Brief ::
Your copy should repeat the data that follows exactly and contain no image.

━━ Dataset entries

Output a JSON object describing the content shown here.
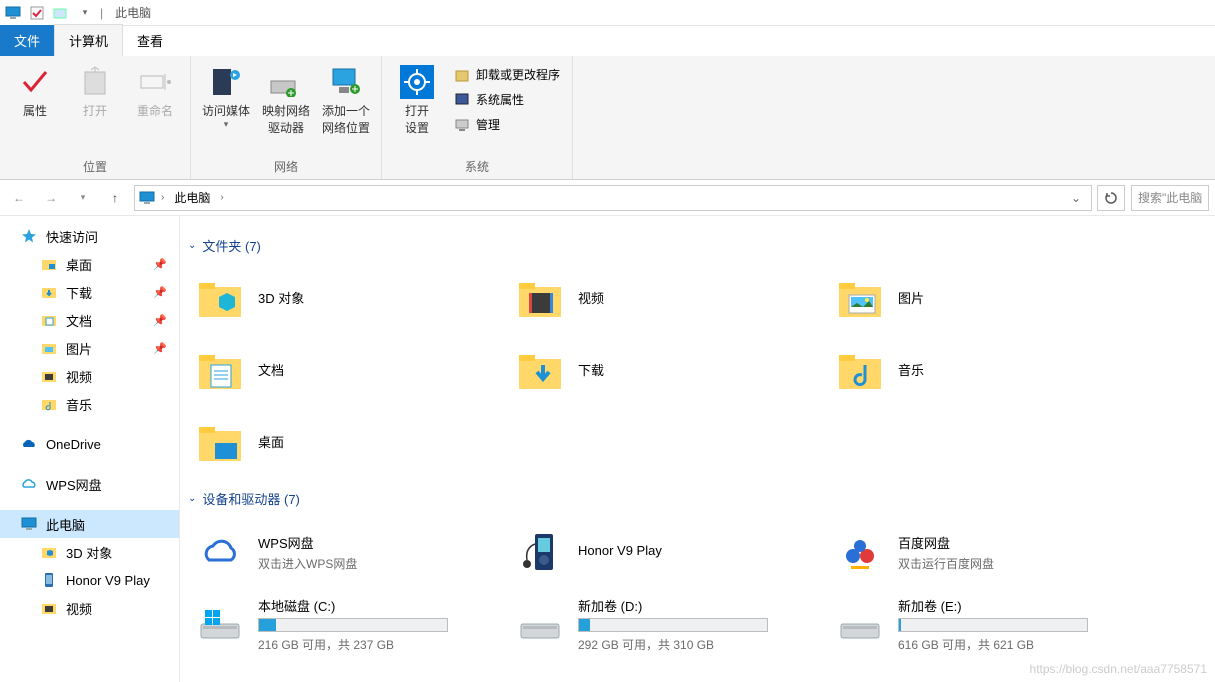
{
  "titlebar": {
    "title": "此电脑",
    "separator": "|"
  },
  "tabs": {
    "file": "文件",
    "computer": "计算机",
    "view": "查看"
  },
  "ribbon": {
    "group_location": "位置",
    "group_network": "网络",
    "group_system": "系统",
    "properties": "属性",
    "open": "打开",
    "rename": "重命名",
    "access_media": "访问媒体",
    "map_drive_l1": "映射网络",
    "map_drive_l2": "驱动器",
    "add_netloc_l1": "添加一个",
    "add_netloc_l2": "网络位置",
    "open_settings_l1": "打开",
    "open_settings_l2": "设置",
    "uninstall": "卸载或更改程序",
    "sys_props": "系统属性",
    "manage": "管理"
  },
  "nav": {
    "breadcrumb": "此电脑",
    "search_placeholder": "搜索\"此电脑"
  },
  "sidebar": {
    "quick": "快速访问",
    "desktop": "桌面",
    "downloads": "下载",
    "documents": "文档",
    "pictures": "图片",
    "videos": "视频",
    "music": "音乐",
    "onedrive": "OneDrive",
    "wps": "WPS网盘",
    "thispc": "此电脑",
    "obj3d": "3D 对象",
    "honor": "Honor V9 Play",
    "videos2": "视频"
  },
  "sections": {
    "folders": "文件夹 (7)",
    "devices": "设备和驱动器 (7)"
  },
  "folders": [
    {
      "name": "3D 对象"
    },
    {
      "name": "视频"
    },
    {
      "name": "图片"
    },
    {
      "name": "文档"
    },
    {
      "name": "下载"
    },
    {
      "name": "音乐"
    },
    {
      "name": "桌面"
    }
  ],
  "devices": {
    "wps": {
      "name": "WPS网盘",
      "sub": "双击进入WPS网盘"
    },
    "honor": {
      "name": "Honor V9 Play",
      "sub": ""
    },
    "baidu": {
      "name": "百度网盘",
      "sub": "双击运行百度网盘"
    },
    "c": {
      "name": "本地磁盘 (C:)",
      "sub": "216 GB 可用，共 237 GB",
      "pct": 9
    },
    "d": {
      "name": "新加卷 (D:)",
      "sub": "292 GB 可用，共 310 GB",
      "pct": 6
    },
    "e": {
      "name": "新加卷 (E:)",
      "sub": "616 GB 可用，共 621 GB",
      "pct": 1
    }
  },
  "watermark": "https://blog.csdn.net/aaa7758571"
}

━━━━

Task solution ::
Output a JSON object describing the content shown here.
{
  "titlebar": {
    "title": "此电脑",
    "separator": "|"
  },
  "tabs": {
    "file": "文件",
    "computer": "计算机",
    "view": "查看"
  },
  "ribbon": {
    "group_location": "位置",
    "group_network": "网络",
    "group_system": "系统",
    "properties": "属性",
    "open": "打开",
    "rename": "重命名",
    "access_media": "访问媒体",
    "map_drive_l1": "映射网络",
    "map_drive_l2": "驱动器",
    "add_netloc_l1": "添加一个",
    "add_netloc_l2": "网络位置",
    "open_settings_l1": "打开",
    "open_settings_l2": "设置",
    "uninstall": "卸载或更改程序",
    "sys_props": "系统属性",
    "manage": "管理"
  },
  "nav": {
    "breadcrumb": "此电脑",
    "search_placeholder": "搜索\"此电脑"
  },
  "sidebar": {
    "quick": "快速访问",
    "desktop": "桌面",
    "downloads": "下载",
    "documents": "文档",
    "pictures": "图片",
    "videos": "视频",
    "music": "音乐",
    "onedrive": "OneDrive",
    "wps": "WPS网盘",
    "thispc": "此电脑",
    "obj3d": "3D 对象",
    "honor": "Honor V9 Play",
    "videos2": "视频"
  },
  "sections": {
    "folders": "文件夹 (7)",
    "devices": "设备和驱动器 (7)"
  },
  "folders": [
    {
      "name": "3D 对象"
    },
    {
      "name": "视频"
    },
    {
      "name": "图片"
    },
    {
      "name": "文档"
    },
    {
      "name": "下载"
    },
    {
      "name": "音乐"
    },
    {
      "name": "桌面"
    }
  ],
  "devices": {
    "wps": {
      "name": "WPS网盘",
      "sub": "双击进入WPS网盘"
    },
    "honor": {
      "name": "Honor V9 Play",
      "sub": ""
    },
    "baidu": {
      "name": "百度网盘",
      "sub": "双击运行百度网盘"
    },
    "c": {
      "name": "本地磁盘 (C:)",
      "sub": "216 GB 可用，共 237 GB",
      "pct": 9
    },
    "d": {
      "name": "新加卷 (D:)",
      "sub": "292 GB 可用，共 310 GB",
      "pct": 6
    },
    "e": {
      "name": "新加卷 (E:)",
      "sub": "616 GB 可用，共 621 GB",
      "pct": 1
    }
  },
  "watermark": "https://blog.csdn.net/aaa7758571"
}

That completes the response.